Environment

UNEA 5.2: Environment ministers call for integrating ecosystem protection with public health policies

UN member states committ to mainstreaming biodiversity, climate change and pollution concerns into all policies at the ministerial declaration adopted at the UN Environment Assembly

 
By Kiran Pandey
Published: Monday 07 March 2022
Photo: @AminaJMohammed / Twitter
Photo: @AminaJMohammed / Twitter Photo: @AminaJMohammed / Twitter

The resumed high-level session of the United Nations Environment Assembly concluded in Nairobi recently, with the adoption of the Ministerial Declaration reflecting concerns of the UN member states on the risk for future pandemics and other health risks, if the destruction of nature continued at an unprecedented rate.

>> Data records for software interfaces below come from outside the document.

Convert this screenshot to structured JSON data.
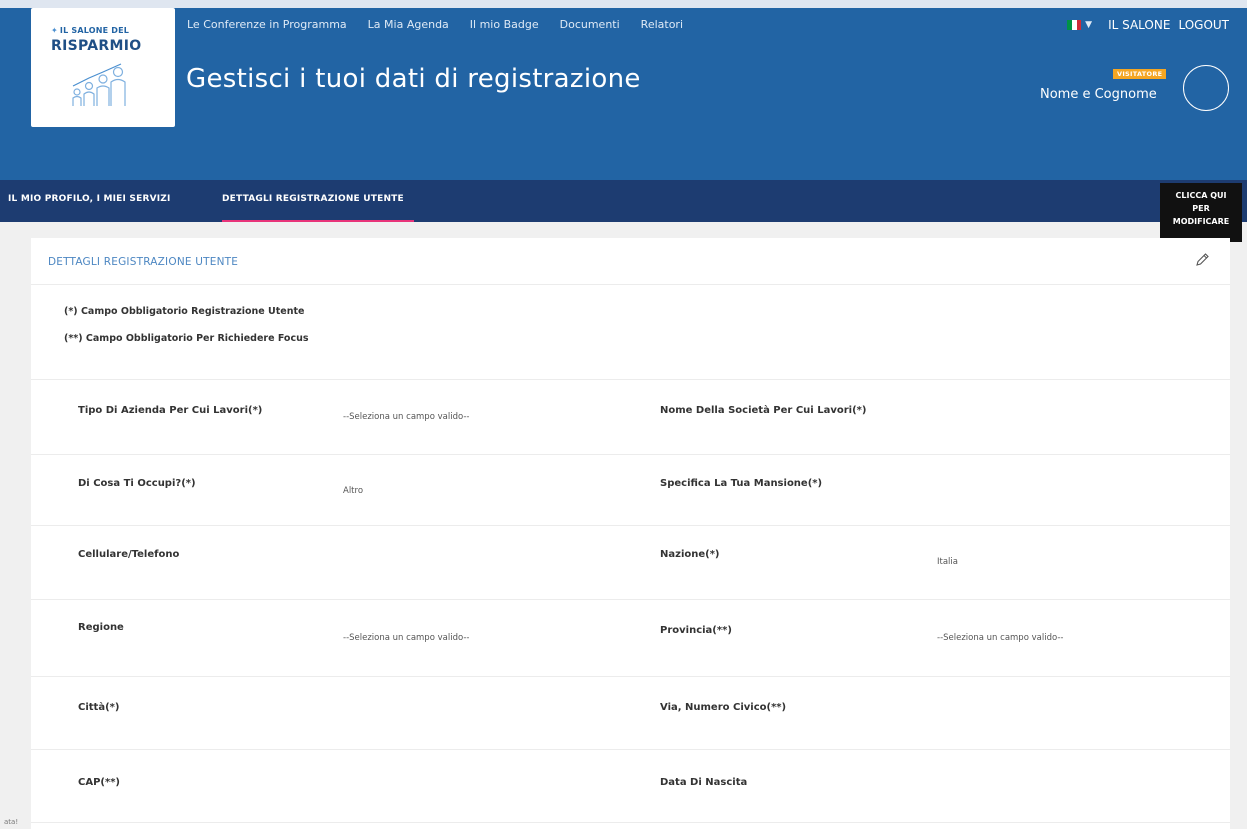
{
  "header": {
    "logo": {
      "top": "IL SALONE DEL",
      "main": "RISPARMIO"
    },
    "nav": [
      "Le Conferenze in Programma",
      "La Mia Agenda",
      "Il mio Badge",
      "Documenti",
      "Relatori"
    ],
    "title": "Gestisci i tuoi dati di registrazione",
    "right_links": {
      "salone": "IL SALONE",
      "logout": "LOGOUT"
    },
    "badge": "VISITATORE",
    "user_name": "Nome e Cognome"
  },
  "subnav": {
    "items": [
      "IL MIO PROFILO, I MIEI SERVIZI",
      "DETTAGLI REGISTRAZIONE UTENTE"
    ],
    "active_index": 1
  },
  "tooltip": [
    "CLICCA QUI",
    "PER",
    "MODIFICARE"
  ],
  "card": {
    "title": "DETTAGLI REGISTRAZIONE UTENTE",
    "notes": [
      "(*) Campo Obbligatorio Registrazione Utente",
      "(**) Campo Obbligatorio Per Richiedere Focus"
    ],
    "rows": [
      {
        "left_label": "Tipo Di Azienda Per Cui Lavori(*)",
        "left_value": "--Seleziona un campo valido--",
        "right_label": "Nome Della Società Per Cui Lavori(*)",
        "right_value": ""
      },
      {
        "left_label": "Di Cosa Ti Occupi?(*)",
        "left_value": "Altro",
        "right_label": "Specifica La Tua Mansione(*)",
        "right_value": ""
      },
      {
        "left_label": "Cellulare/Telefono",
        "left_value": "",
        "right_label": "Nazione(*)",
        "right_value": "Italia"
      },
      {
        "left_label": "Regione",
        "left_value": "--Seleziona un campo valido--",
        "right_label": "Provincia(**)",
        "right_value": "--Seleziona un campo valido--"
      },
      {
        "left_label": "Città(*)",
        "left_value": "",
        "right_label": "Via, Numero Civico(**)",
        "right_value": ""
      },
      {
        "left_label": "CAP(**)",
        "left_value": "",
        "right_label": "Data Di Nascita",
        "right_value": ""
      }
    ]
  },
  "colors": {
    "header": "#2264a4",
    "subnav": "#1d3c71",
    "accent": "#e8347a",
    "badge": "#f5a623",
    "link": "#4d87c2"
  },
  "icons": {
    "edit": "pencil-icon",
    "language": "italy-flag-icon",
    "avatar": "user-avatar"
  },
  "corner_text": "ata!"
}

The declaration by environment ministers titled Strengthening actions for nature to achieve the SDGs, stressed the urgent need to halt the global decline of biodiversity and the fragmentation of habitats.

Adopted after two years of discussions and deliberations, the ministerial declaration acknowledged the pivotal role of nature for social, economic and environmental sustainable development.

In April 2020, UN member states were asked to share their views for addressing overarching theme of the high-level segment of UNEA Strengthening Actions for Nature to Achieve the Sustainable Development Goals.

A draft document prepared on the basis of the views shared by the member states was used to create a zero draft, October 2020. On December 13, 2021, the first full draft ministerial declaration was shared by the United Nations Environmental Programme president with all member states and stakeholders. 

It said this citing concerns raised by Intergovernmental Science-Policy Platform on Biodiversity and Ecosystem Services on over a million animal and plant species threatened with extinction.

Even as the UN member states voiced these concerns over threat to biodiversity, the Intergovernmental Panel on Climate Change (IPCC) also flagged the impact of changing climate on extinction of plants and animal species in its recent report.

The ministerial statement called for enhanced protection of habitats and wild animals in view of the risks of lethal pathogens spreading to human population.

The environment ministers, in their statement called for integrating ecosystem protection with public health policies.

World-wide, about one-fourth of the total land area has been degraded according to UN estimates. While flagging their concerns over the impact of land degradation, desertification and droughts, especially in the most vulnerable countries, the ministers in their declaration called for recognising practices which restore land and soil.

These also have the potential to bring about positive socioeconomic change, protect ecosystems, facilitate climate adaptation and act as an accelerator for achieving several Sustainable Development Goals too, said the ministerial statement.

The environment ministers, on behalf of the UN member states, acknowledged that the world failed to achieve the 2020 goal on sound management of chemicals, agreed under the Strategic Approach to International Chemicals Management.

But the unsound management of chemicals and waste continues to threaten the  environment and our health. COVID-19 added to the challenge through widespread use of single-use plastics and disinfectant chemicals, as well as economic challenges.

The pandemic has been held responsible for increasing pollution in the environment with harmful effect on human and animal health, according to studies.

There is a need for transformative policy framework  to address the environmental, economic and social challenges. It is also important for rechannelling financial flows to serve the attainment of the Sustainable Development Goals through innovative, holistic approaches that truly value nature, said the statement.

So, the UN member states including India, committed to promoting an inclusive and sustainable recovery, a green and just transition. This would contribute towards revitalizing economy, the livelihoods and ending poverty.

For this, they agreed to mainstream biodiversity, climate change and pollution concerns into all policies and tools.

They agreed to reduce carbon and non-carbon greenhouse gas emissions while adapting to climate change and its impact in line with the United Nations Framework Convention on Climate Change and the Paris Agreement.

Promoting and strengthening ecosystem-based approaches and nature-based solutions will be a key strategy to achieve the Sustainable Development Goals, stated the declaration.

Subscribe to Daily Newsletter :

Comments are moderated and will be published only after the site moderator’s approval. Please use a genuine email ID and provide your name. Selected comments may also be used in the ‘Letters’ section of the Down To Earth print edition.